Below is the PDF presentation I used for my mid-review.  It went well and was very helpful for me.  Next steps include investigating larger infrastructural systems and potential impacts to vacancy rates in Rochester [about 10%], making and testing a proposition for the city and a few other key goals.  There will be a lot to consider and much to investigate/explore, but that’s the fun part!

The full PDF can be downloaded here:  MIDREVIEW-presentation-sm72

As parking areas begin to cluster based on proximity to each other, the shortest distance is mapped to the subway tunnel. This process starts to reveal potential hotspots for interventions.

tunnel intervention locations from Jie Huang on Vimeo.

These animations show further development on the Grasshopper models seen from a previous post.   By using the proximity component [in green], I am able to create an animation mapping distances among the various parking areas to each other.  This allows us to see where clusters begin to appear/form and perhaps become potential opportunities for interventions.

top view


1892 Diagram-Genesee River from Jie Huang on Vimeo.

perspective view


1892 Diagram-Genesee River from Jie Huang on Vimeo.

Just when you think there are too many parking lots in downtown Rochester, you find even more parking space with stacked lots.  Here is an updated diagram with the addition of parking garages [in red].  Could we use existing networks [i.e. subway, rail, river, etc] to connect these patches?

1| Clinton + Woodbury

2| Court + South

3| South btwn Main + Broad

4| Clinton + Mortimer

5| Scio + Main

6| Andrews by the Genesee River

7| Fitzhugh

8| State + Commercial

I spent a little time trying to create a 3D diagram of my thesis through Grasshopper.  It’s in its early stages and should evolve into something more complex.

Thesis Web from Jie Huang on Vimeo.

I attempted to map all the parking lots [in orange] found on Rochester’s aerial image but soon came to realize its immense scope.  I think I covered all if not most of the parking areas inside the loop and some outside.  It is a bad sign when parking dominates so much of downtown.

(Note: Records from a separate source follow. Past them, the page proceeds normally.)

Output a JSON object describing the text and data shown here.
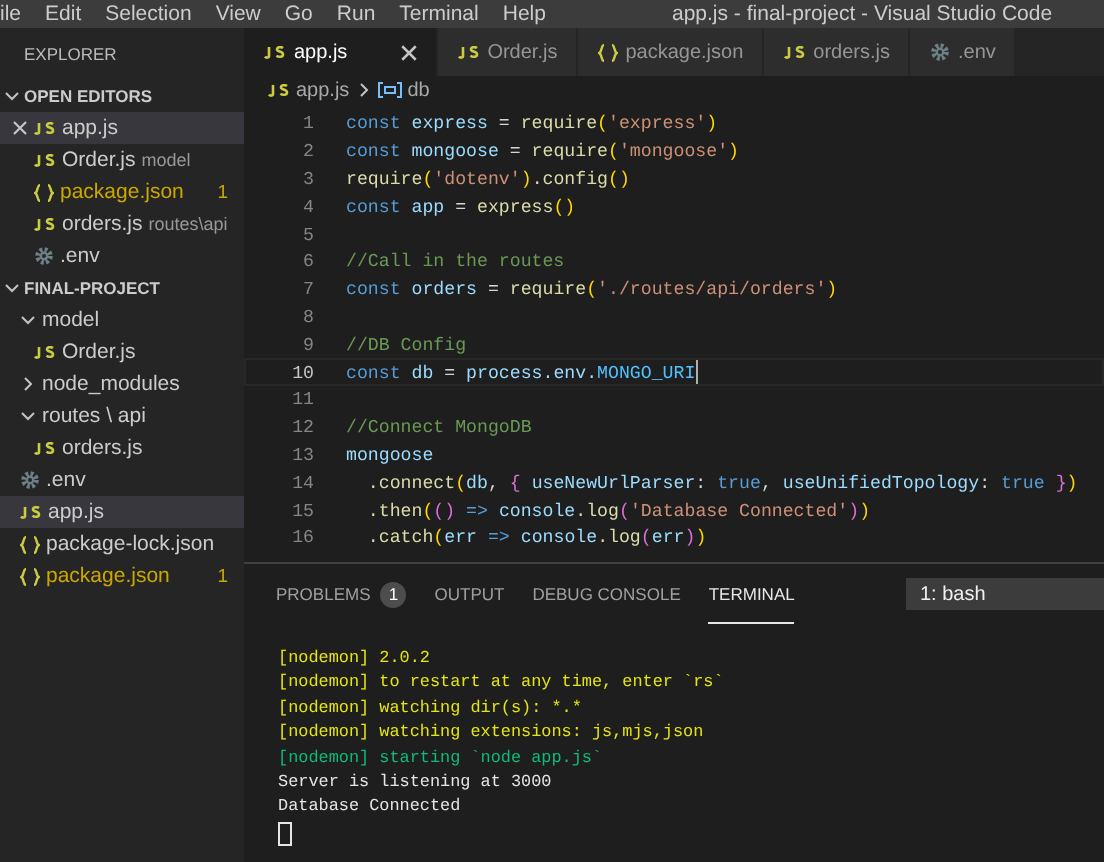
{
  "menu_bar": {
    "items": [
      "ile",
      "Edit",
      "Selection",
      "View",
      "Go",
      "Run",
      "Terminal",
      "Help"
    ],
    "title": "app.js - final-project - Visual Studio Code"
  },
  "sidebar": {
    "title": "EXPLORER",
    "open_editors": {
      "title": "OPEN EDITORS",
      "expanded": true,
      "items": [
        {
          "name": "app.js",
          "kind": "js",
          "selected": true,
          "warning": false
        },
        {
          "name": "Order.js",
          "kind": "js",
          "description": "model",
          "selected": false,
          "warning": false
        },
        {
          "name": "package.json",
          "kind": "json",
          "badge": "1",
          "selected": false,
          "warning": true
        },
        {
          "name": "orders.js",
          "kind": "js",
          "description": "routes\\api",
          "selected": false,
          "warning": false
        },
        {
          "name": ".env",
          "kind": "config",
          "selected": false,
          "warning": false
        }
      ]
    },
    "project": {
      "title": "FINAL-PROJECT",
      "expanded": true,
      "tree": [
        {
          "name": "model",
          "kind": "folder",
          "expanded": true,
          "children": [
            {
              "name": "Order.js",
              "kind": "js",
              "selected": false,
              "warning": false
            }
          ]
        },
        {
          "name": "node_modules",
          "kind": "folder",
          "expanded": false
        },
        {
          "name": "routes \\ api",
          "kind": "folder",
          "expanded": true,
          "children": [
            {
              "name": "orders.js",
              "kind": "js",
              "selected": false,
              "warning": false
            }
          ]
        },
        {
          "name": ".env",
          "kind": "config",
          "selected": false,
          "warning": false
        },
        {
          "name": "app.js",
          "kind": "js",
          "selected": true,
          "warning": false
        },
        {
          "name": "package-lock.json",
          "kind": "json",
          "selected": false,
          "warning": false
        },
        {
          "name": "package.json",
          "kind": "json",
          "badge": "1",
          "selected": false,
          "warning": true
        }
      ]
    }
  },
  "tabs": [
    {
      "name": "app.js",
      "kind": "js",
      "selected": true
    },
    {
      "name": "Order.js",
      "kind": "js",
      "selected": false
    },
    {
      "name": "package.json",
      "kind": "json",
      "selected": false
    },
    {
      "name": "orders.js",
      "kind": "js",
      "selected": false
    },
    {
      "name": ".env",
      "kind": "config",
      "selected": false
    }
  ],
  "breadcrumb": {
    "file": "app.js",
    "symbol": "db"
  },
  "code": [
    {
      "number": "1",
      "tokens": [
        {
          "kind": "kw",
          "text": "const "
        },
        {
          "kind": "var",
          "text": "express"
        },
        {
          "kind": "p",
          "text": " = "
        },
        {
          "kind": "fn",
          "text": "require"
        },
        {
          "kind": "b1",
          "text": "("
        },
        {
          "kind": "str",
          "text": "'express'"
        },
        {
          "kind": "b1",
          "text": ")"
        }
      ]
    },
    {
      "number": "2",
      "tokens": [
        {
          "kind": "kw",
          "text": "const "
        },
        {
          "kind": "var",
          "text": "mongoose"
        },
        {
          "kind": "p",
          "text": " = "
        },
        {
          "kind": "fn",
          "text": "require"
        },
        {
          "kind": "b1",
          "text": "("
        },
        {
          "kind": "str",
          "text": "'mongoose'"
        },
        {
          "kind": "b1",
          "text": ")"
        }
      ]
    },
    {
      "number": "3",
      "tokens": [
        {
          "kind": "fn",
          "text": "require"
        },
        {
          "kind": "b1",
          "text": "("
        },
        {
          "kind": "str",
          "text": "'dotenv'"
        },
        {
          "kind": "b1",
          "text": ")"
        },
        {
          "kind": "fn",
          "text": ".config"
        },
        {
          "kind": "b1",
          "text": "()"
        }
      ]
    },
    {
      "number": "4",
      "tokens": [
        {
          "kind": "kw",
          "text": "const "
        },
        {
          "kind": "var",
          "text": "app"
        },
        {
          "kind": "p",
          "text": " = "
        },
        {
          "kind": "fn",
          "text": "express"
        },
        {
          "kind": "b1",
          "text": "()"
        }
      ]
    },
    {
      "number": "5"
    },
    {
      "number": "6",
      "tokens": [
        {
          "kind": "com",
          "text": "//Call in the routes"
        }
      ]
    },
    {
      "number": "7",
      "tokens": [
        {
          "kind": "kw",
          "text": "const "
        },
        {
          "kind": "var",
          "text": "orders"
        },
        {
          "kind": "p",
          "text": " = "
        },
        {
          "kind": "fn",
          "text": "require"
        },
        {
          "kind": "b1",
          "text": "("
        },
        {
          "kind": "str",
          "text": "'./routes/api/orders'"
        },
        {
          "kind": "b1",
          "text": ")"
        }
      ]
    },
    {
      "number": "8"
    },
    {
      "number": "9",
      "tokens": [
        {
          "kind": "com",
          "text": "//DB Config"
        }
      ]
    },
    {
      "number": "10",
      "current": true,
      "tokens": [
        {
          "kind": "kw",
          "text": "const "
        },
        {
          "kind": "var",
          "text": "db"
        },
        {
          "kind": "p",
          "text": " = "
        },
        {
          "kind": "var",
          "text": "process.env."
        },
        {
          "kind": "const",
          "text": "MONGO_URI"
        }
      ]
    },
    {
      "number": "11"
    },
    {
      "number": "12",
      "tokens": [
        {
          "kind": "com",
          "text": "//Connect MongoDB"
        }
      ]
    },
    {
      "number": "13",
      "tokens": [
        {
          "kind": "var",
          "text": "mongoose"
        }
      ]
    },
    {
      "number": "14",
      "tokens": [
        {
          "kind": "fn",
          "text": "  .connect"
        },
        {
          "kind": "b1",
          "text": "("
        },
        {
          "kind": "var",
          "text": "db"
        },
        {
          "kind": "p",
          "text": ", "
        },
        {
          "kind": "b2",
          "text": "{ "
        },
        {
          "kind": "var",
          "text": "useNewUrlParser"
        },
        {
          "kind": "p",
          "text": ": "
        },
        {
          "kind": "kw",
          "text": "true"
        },
        {
          "kind": "p",
          "text": ", "
        },
        {
          "kind": "var",
          "text": "useUnifiedTopology"
        },
        {
          "kind": "p",
          "text": ": "
        },
        {
          "kind": "kw",
          "text": "true "
        },
        {
          "kind": "b2",
          "text": "}"
        },
        {
          "kind": "b1",
          "text": ")"
        }
      ]
    },
    {
      "number": "15",
      "tokens": [
        {
          "kind": "fn",
          "text": "  .then"
        },
        {
          "kind": "b1",
          "text": "("
        },
        {
          "kind": "b2",
          "text": "()"
        },
        {
          "kind": "kw",
          "text": " => "
        },
        {
          "kind": "var",
          "text": "console"
        },
        {
          "kind": "fn",
          "text": ".log"
        },
        {
          "kind": "b2",
          "text": "("
        },
        {
          "kind": "str",
          "text": "'Database Connected'"
        },
        {
          "kind": "b2",
          "text": ")"
        },
        {
          "kind": "b1",
          "text": ")"
        }
      ]
    },
    {
      "number": "16",
      "tokens": [
        {
          "kind": "fn",
          "text": "  .catch"
        },
        {
          "kind": "b1",
          "text": "("
        },
        {
          "kind": "var",
          "text": "err"
        },
        {
          "kind": "kw",
          "text": " => "
        },
        {
          "kind": "var",
          "text": "console"
        },
        {
          "kind": "fn",
          "text": ".log"
        },
        {
          "kind": "b2",
          "text": "("
        },
        {
          "kind": "var",
          "text": "err"
        },
        {
          "kind": "b2",
          "text": ")"
        },
        {
          "kind": "b1",
          "text": ")"
        }
      ]
    }
  ],
  "panel": {
    "tabs": [
      {
        "label": "PROBLEMS",
        "badge": "1",
        "selected": false
      },
      {
        "label": "OUTPUT",
        "selected": false
      },
      {
        "label": "DEBUG CONSOLE",
        "selected": false
      },
      {
        "label": "TERMINAL",
        "selected": true
      }
    ],
    "terminal_select": "1: bash",
    "terminal": [
      {
        "text": "[nodemon] 2.0.2",
        "kind": "yellow"
      },
      {
        "text": "[nodemon] to restart at any time, enter `rs`",
        "kind": "yellow"
      },
      {
        "text": "[nodemon] watching dir(s): *.*",
        "kind": "yellow"
      },
      {
        "text": "[nodemon] watching extensions: js,mjs,json",
        "kind": "yellow"
      },
      {
        "text": "[nodemon] starting `node app.js`",
        "kind": "green"
      },
      {
        "text": "Server is listening at 3000",
        "kind": "plain"
      },
      {
        "text": "Database Connected",
        "kind": "plain"
      }
    ],
    "cursor": true
  }
}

As a point of reference, the image below includes the same diagram from above but layered over the aerial map with highlighted vegetated [green] spaces.  What would happen if a portion of the orange becomes green?  How could we use the abandoned subway line to enliven the sea of parking?